Le Mans 1971 – victory with a magnesium frame
The second victory in Porsche’s Le Mans history was a clear win for the masterful 917. However, nobody had expected a 917 test car to win. The victors were Helmut Marko and Gijs van Lennep in the Martini 917 Langheck.
For 1970 and 1971, Porsche chief strategist Ferdinand Piëch joined forces with the ‘Gulf’ team, which was led by the successful British racing manager John Wyer. Wyer got the fastest Porsche factory drivers for his 917: Jo Siffert and Pedro Rodriguez. However, Piëch, who was always keen on internal competition, decided to put further 917s on the circuits. These were racing for Porsche KG Salzburg and Martini Racing Team, but it was an open secret that members of the Porsche factory crew were behind these teams.

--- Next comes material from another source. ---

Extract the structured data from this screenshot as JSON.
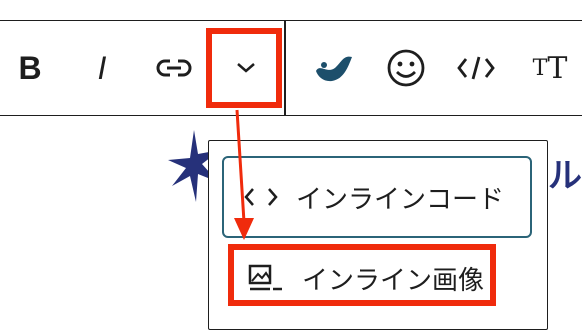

The armada of red factory Ferraris was nowhere to be seen at Le Mans in 1971. The fastest Ferrari 512M was painted blue, came from the USA and was entered by Roger Penske, who would later be a partner of Porsche. It did not hit the mark. This made the seven Porsche 917s under Wyer and the Martini team the great favourites. Porsche risked two experiments for this race. The first was to use the extra-wide 917/20, which was dubbed the ‘Pink Pig’ due to its rosy pink paint, but this dropped out due to an accident. The other was the white Martini 917 with the start number 22. There was actually a test car hiding behind this exterior. The drivers Helmut Marko and Gijs van Lennep were unaware that their 917 was the only one to have a magnesium frame and perforated disc brakes. As Piëch did not think that this 917 would be a major player, he gave it to the youngest racing mechanics to work on.

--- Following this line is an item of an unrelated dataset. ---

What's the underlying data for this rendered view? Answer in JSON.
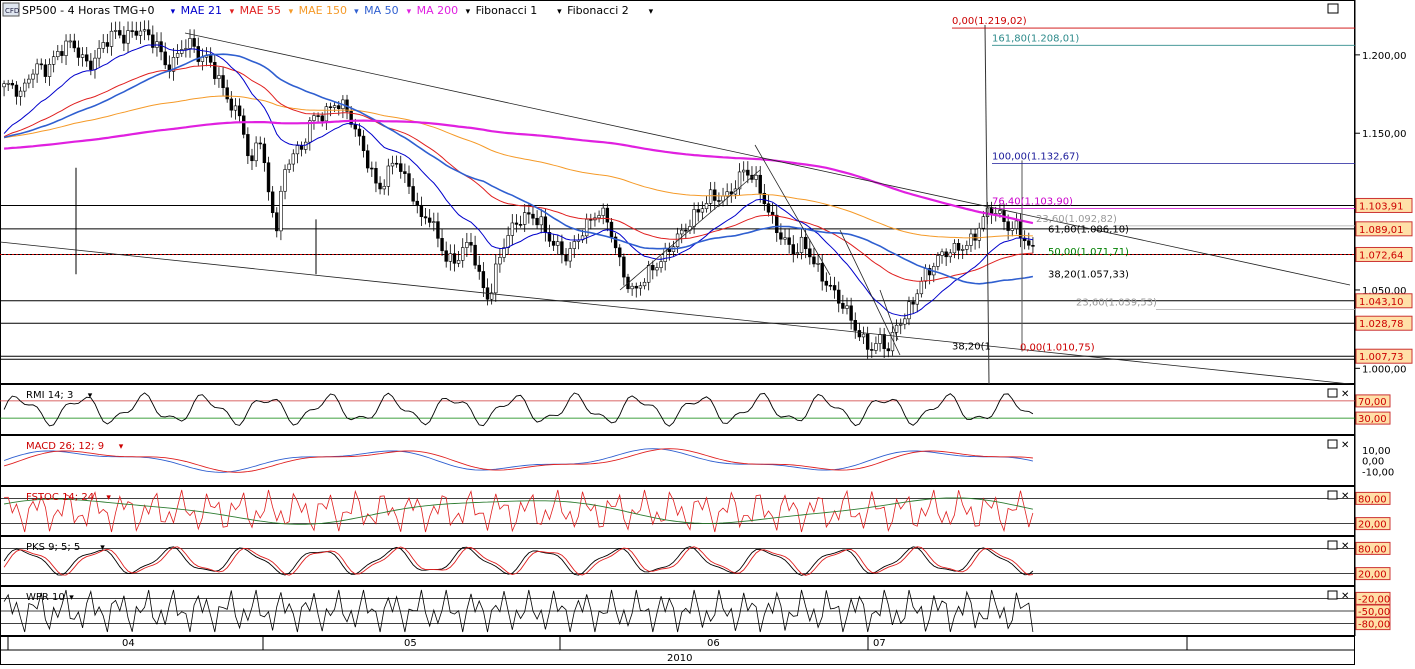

Despite relatively calm race tactics, the fastest 917s fell by the wayside. Not so the ‘22’ or the third Wyer-Porsche driven by Attwood and Müller. Worrying about his cars, Piëch urged that ‘one of the two should drive more slowly’. Hearing of this, Marko commented drily: ‘Good idea, but I won’t be the one taking my foot off the gas!’ By the time they had achieved their aim, Marko and van Lennep had covered a distance of 5,335 kilometres, at an average speed of 222.304 kilometres per hour. This distance record was not broken until 2010.